Derek Flood’s new book Disarming Scripture has just been released this week, and has already received endorsements and accolades from some pretty big names: Walter Brueggemann, Jim Wallis, Peter Enns, and Steve Chalke to name a few.
Disarming Scripture deals with the problem of violence in Scripture, tackling a wide range of troubling passages–from commands to commit genocide and infanticide in the Old Testament to passages in the New Testament that have been used to justify slavery, child abuse, and state violence.
Moving beyond typical conservative and liberal approaches, which seek to either defend or whitewash over violence in the Bible, Disarming Scripture takes a surprising yet compelling approach: Learning to read the Bible like Jesus did.
The following is an excerpt from the book:
Excerpt from chapter 8
If you’ve ever been part of a discussion on nonviolence, you’ll know that, more often than not, the conversation finds its way to the infamous “what if?” question, where an extreme no-win scenario is presented that goes something like this:
Hitler has broken into your house and is holding your wife at gun point, you happen to have a gun in your hand, too, and are good enough of a shot that you can take out Adolf without harming your wife, but not good enough of a shot that you could shoot the gun out of his hand. So do you stand by and do nothing, or do you shoot to kill?
Such questions are really more of an accusation, asserting that it would be immoral not to protect our loved ones if they were in danger. It’s a question asked in exasperation, “Of course you should shoot the bad guy and save your loved one!” they scream inwardly. To neglect this would be a scandal, it would be foolishness.
On the other side of the argument we have those who are seeking to be faithful to follow Jesus’ command to love our enemies. Their desire is to end the vicious spirals of violence, but this what-if question backs them into the corner, portraying them as negligent in caring for their loved ones if they do not pull the trigger.
On both sides of this debate are people who deeply care about the welfare of others. On one side we see a desire to protect and defend, and on the other a concern to renounce the dead-end way of retribution and violence. What’s so painfully frustrating is that framing the debate in this way polarizes both sides, effectively bringing constructive discussion to a standstill. It’s a classic example of an “us vs. them” dynamic where each side regards the other as the bad guy.
Like a Chinese finger trap, the more you struggle, the more stuck you get—each side reacts, and the polarization just gets deeper and deeper. So how can we both break out? How can we respect the concerns of people on both sides of the debate, bringing us out of the deadlock and into a productive conversation? This is the essential question of nonviolence: How can we break out of the trap where each side sees the other as the “bad guy”?For those of us on the side of nonviolence, we need to begin by acknowledging the legitimate concerns of those who argue in favor of violence.
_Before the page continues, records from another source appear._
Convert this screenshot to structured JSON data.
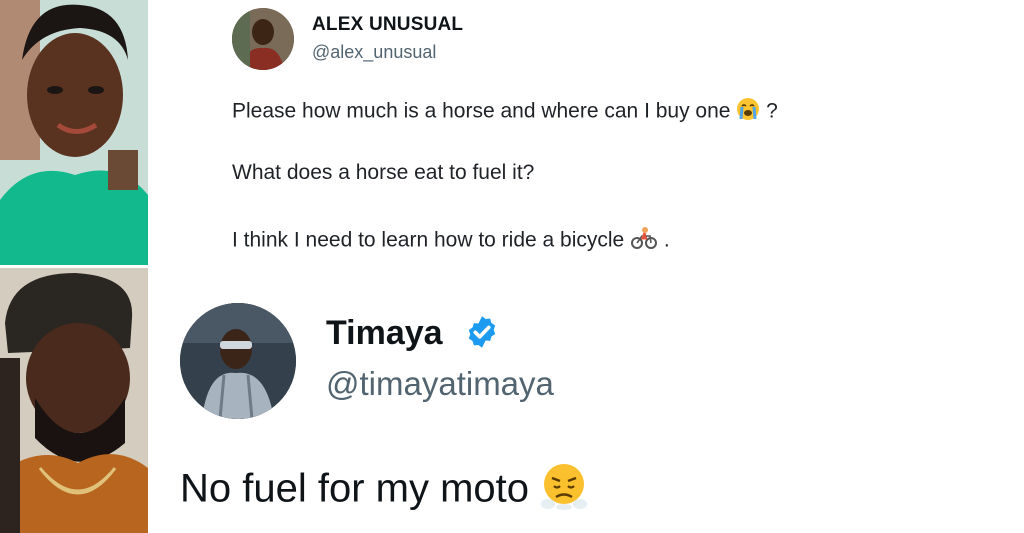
{
  "tweet1": {
    "display_name": "ALEX UNUSUAL",
    "handle": "@alex_unusual",
    "lines": [
      {
        "text": "Please how much is a horse and where can I buy one",
        "suffix": "?",
        "emoji": "crying-face-icon"
      },
      {
        "text": "What does a horse eat to fuel it?",
        "suffix": "",
        "emoji": ""
      },
      {
        "text": "I think I need to learn how to ride a bicycle",
        "suffix": ".",
        "emoji": "bicyclist-icon"
      }
    ]
  },
  "tweet2": {
    "display_name": "Timaya",
    "handle": "@timayatimaya",
    "text": "No fuel for my moto",
    "emoji": "angry-steam-face-icon"
  },
  "colors": {
    "verified_blue": "#1d9bf0",
    "handle_gray": "#536471",
    "text_dark": "#0f1419"
  }
}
Their concern is to protect loved ones, and violence is the only means they can see to do this. When life is on the line this naturally triggers deep emotional reactions, it evokes our survival instincts, and consequently people may express themselves in rash ways at times, but at heart we need to recognize the legitimate and healthy concern for self-care behind people’s objections to enemy love. Such people don’t object because they love violence or refuse to obey Jesus, but because of a valid concern for protecting their own welfare, and the welfare of their loved ones.
In response to this, some of my fellow pacifists have argued that Christians should simply follow Jesus’ way of nonviolence regardless of the consequences or whether it makes sense to them. After all, they might protest, “Isn’t the way of the cross foolishness? Doesn’t Jesus tell us to die to ourselves? We need to follow Jesus regardless of the cost! The way of Jesus goes against our thinking, but we still need to obey even if we don’t understand!” they argue.
While this obedience to Jesus is certainly well meant, it is unfortunately reflective of the very same authoritarian religion that Jesus, as we have seen, was so opposed to. Again, the reason Jesus is opposed to this unquestioning obedience—even when done in the name of pacifism and a commitment to enemy love—is because it leads to harm.
The simple reality is that we cannot follow something if we don’t understand how. This inevitably results in hurtful application because we have no means by which to evaluate what is a correct application, and what is not. That’s not the kind of faithfulness Jesus calls us to. Jesus calls us to read the Bible like he does, and that means having a thinking and questioning faith.
Excerpt from the book Disarming Scripture by Derek Flood